Hi, is this a tape-based project? If it were, then if the tempo was 65 and the original tape was recorded at 15ips, if you ran it at 30ips, it would move up by one octave and sound like the chipmunks. A small increase from 65 bpm to 72 bpm, whatever percent increase that is, done with some kind of varispeed control, would yield a relatively small interval. I’d make a protection copy of the orginal project and then experiment with tape-style time stretching, but I’m not really sure about how this would work exactly. Cubase’s Time-stretching does a lot of things. If someone wanted to work in a tape-style way and ‘George Martin-out’ with loops, it’s probably possible. Greg Ondo might have some good ideas about this.
Why do you want to increase the tempo and have pitch increase? One of the beautiful things about digital audio is being able to change tempo without the pitch being effected, as it was with tape. Also, why not pitch shift and transpose the material using the usual Cubase functions for those things?
Very geeky question. heh.
P.S. – “Musical intervals are often expressed in cents, a unit of pitch based upon the equal tempered octave such that one equal tempered semitone is equal to 100 cents.

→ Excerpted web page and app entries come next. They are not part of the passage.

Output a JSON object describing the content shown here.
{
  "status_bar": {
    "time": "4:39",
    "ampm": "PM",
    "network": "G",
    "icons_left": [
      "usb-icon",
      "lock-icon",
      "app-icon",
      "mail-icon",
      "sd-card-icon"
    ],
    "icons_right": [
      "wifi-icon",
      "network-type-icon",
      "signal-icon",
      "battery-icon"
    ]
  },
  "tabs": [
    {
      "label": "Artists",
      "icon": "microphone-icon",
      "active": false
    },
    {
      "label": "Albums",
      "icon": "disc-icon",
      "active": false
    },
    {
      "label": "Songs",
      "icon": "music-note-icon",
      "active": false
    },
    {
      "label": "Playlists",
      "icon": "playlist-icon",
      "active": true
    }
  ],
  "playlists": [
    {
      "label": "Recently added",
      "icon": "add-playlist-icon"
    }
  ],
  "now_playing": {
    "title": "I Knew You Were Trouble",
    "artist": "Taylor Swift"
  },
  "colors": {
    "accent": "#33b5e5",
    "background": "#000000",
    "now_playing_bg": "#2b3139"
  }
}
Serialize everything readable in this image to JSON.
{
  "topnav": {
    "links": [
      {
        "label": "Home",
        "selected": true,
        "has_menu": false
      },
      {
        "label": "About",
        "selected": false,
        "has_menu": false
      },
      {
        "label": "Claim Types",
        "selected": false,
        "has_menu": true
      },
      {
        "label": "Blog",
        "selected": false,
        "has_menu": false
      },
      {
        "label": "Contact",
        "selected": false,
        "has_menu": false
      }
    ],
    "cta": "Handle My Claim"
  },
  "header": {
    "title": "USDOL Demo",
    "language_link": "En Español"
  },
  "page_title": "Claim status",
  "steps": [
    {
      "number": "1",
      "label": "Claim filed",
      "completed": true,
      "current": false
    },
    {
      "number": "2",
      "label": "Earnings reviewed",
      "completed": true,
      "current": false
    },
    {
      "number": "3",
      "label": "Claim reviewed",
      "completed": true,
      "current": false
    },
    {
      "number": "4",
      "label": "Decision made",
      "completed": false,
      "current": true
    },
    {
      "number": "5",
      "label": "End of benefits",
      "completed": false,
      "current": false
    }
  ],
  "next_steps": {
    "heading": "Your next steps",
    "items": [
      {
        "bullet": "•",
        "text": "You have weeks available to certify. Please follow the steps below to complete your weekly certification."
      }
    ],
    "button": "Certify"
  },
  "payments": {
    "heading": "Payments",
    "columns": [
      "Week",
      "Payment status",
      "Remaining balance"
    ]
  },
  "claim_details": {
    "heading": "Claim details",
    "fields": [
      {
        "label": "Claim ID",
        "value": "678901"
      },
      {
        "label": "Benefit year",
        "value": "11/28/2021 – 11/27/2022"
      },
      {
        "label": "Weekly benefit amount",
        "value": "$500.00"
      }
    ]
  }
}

An octave is then 1200¢ and the other equal tempered intervals can be obtained by adding semitones:…”
P.P.S. – The JND – “Just Noticeable Difference in Pitch”

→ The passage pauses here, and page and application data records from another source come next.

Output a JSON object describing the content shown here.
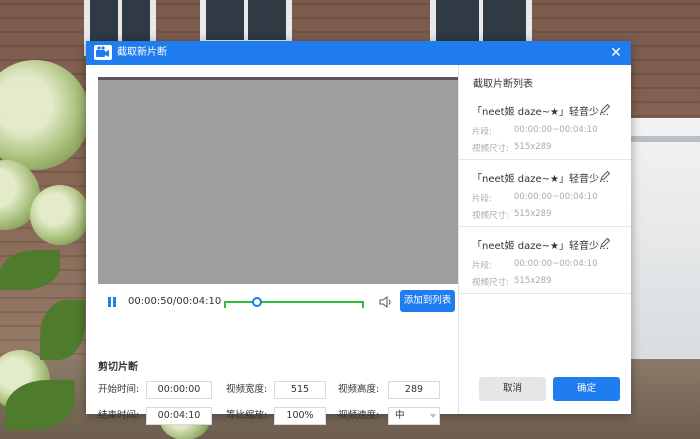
{
  "dialog": {
    "title": "截取新片断",
    "close_icon": "close-icon",
    "app_icon": "camera-icon"
  },
  "player": {
    "time": "00:00:50/00:04:10",
    "add_button": "添加到列表",
    "progress": 0.2
  },
  "cut": {
    "section_title": "剪切片断",
    "start_label": "开始时间:",
    "start_value": "00:00:00",
    "end_label": "结束时间:",
    "end_value": "00:04:10",
    "width_label": "视频宽度:",
    "width_value": "515",
    "height_label": "视频高度:",
    "height_value": "289",
    "scale_label": "等比缩放:",
    "scale_value": "100%",
    "speed_label": "视频速度:",
    "speed_value": "中"
  },
  "clips": {
    "title": "截取片断列表",
    "segment_label": "片段:",
    "size_label": "视频尺寸:",
    "items": [
      {
        "name": "「neet姬 daze~★」轻音少…",
        "segment": "00:00:00~00:04:10",
        "size": "515x289"
      },
      {
        "name": "「neet姬 daze~★」轻音少…",
        "segment": "00:00:00~00:04:10",
        "size": "515x289"
      },
      {
        "name": "「neet姬 daze~★」轻音少…",
        "segment": "00:00:00~00:04:10",
        "size": "515x289"
      }
    ]
  },
  "footer": {
    "cancel": "取消",
    "ok": "确定"
  },
  "colors": {
    "accent": "#1f7df0",
    "progress": "#2ebd3a"
  }
}
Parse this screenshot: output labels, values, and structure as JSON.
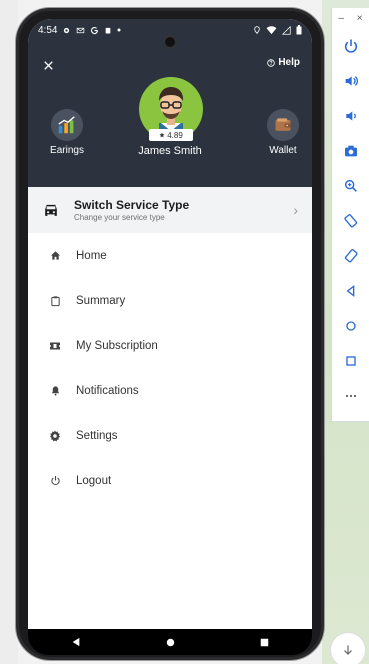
{
  "statusbar": {
    "time": "4:54"
  },
  "header": {
    "help_label": "Help",
    "user_name": "James Smith",
    "rating": "4.89",
    "earnings_label": "Earings",
    "wallet_label": "Wallet"
  },
  "switch_service": {
    "title": "Switch Service Type",
    "subtitle": "Change your service type"
  },
  "menu": {
    "items": [
      {
        "label": "Home",
        "icon": "home-icon"
      },
      {
        "label": "Summary",
        "icon": "clipboard-icon"
      },
      {
        "label": "My Subscription",
        "icon": "ticket-icon"
      },
      {
        "label": "Notifications",
        "icon": "bell-icon"
      },
      {
        "label": "Settings",
        "icon": "gear-icon"
      },
      {
        "label": "Logout",
        "icon": "power-icon"
      }
    ]
  },
  "colors": {
    "header_bg": "#2c333e",
    "avatar_bg": "#8bc43f",
    "switch_bg": "#f2f3f5"
  }
}
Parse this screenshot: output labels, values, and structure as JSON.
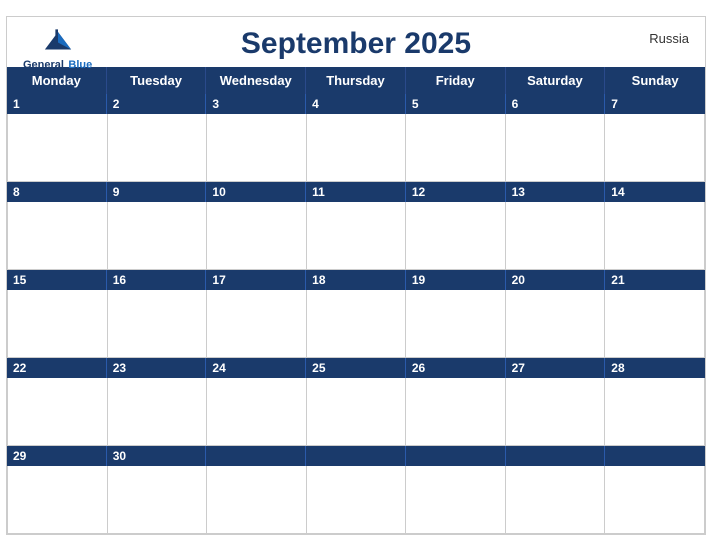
{
  "header": {
    "title": "September 2025",
    "country": "Russia",
    "logo": {
      "general": "General",
      "blue": "Blue"
    }
  },
  "days": [
    "Monday",
    "Tuesday",
    "Wednesday",
    "Thursday",
    "Friday",
    "Saturday",
    "Sunday"
  ],
  "weeks": [
    {
      "dates": [
        1,
        2,
        3,
        4,
        5,
        6,
        7
      ]
    },
    {
      "dates": [
        8,
        9,
        10,
        11,
        12,
        13,
        14
      ]
    },
    {
      "dates": [
        15,
        16,
        17,
        18,
        19,
        20,
        21
      ]
    },
    {
      "dates": [
        22,
        23,
        24,
        25,
        26,
        27,
        28
      ]
    },
    {
      "dates": [
        29,
        30,
        null,
        null,
        null,
        null,
        null
      ]
    }
  ],
  "colors": {
    "header_bg": "#1a3a6b",
    "header_text": "#ffffff",
    "cell_bg": "#ffffff",
    "border": "#cccccc"
  }
}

"The just noticeable difference in pitch must be expressed as a ratio or musical interval since the human ear tends to respond equally to equal ratios of frequencies. It is convenient to express the just noticeable difference in cents since that notation was developed to express musical intervals. Although research reveals variations, a reasonable estimate of the JND is about five cents. One of the advantages of the cents notation is that it expresses the same musical interval, regardless of the frequency range. " (same link as in PS)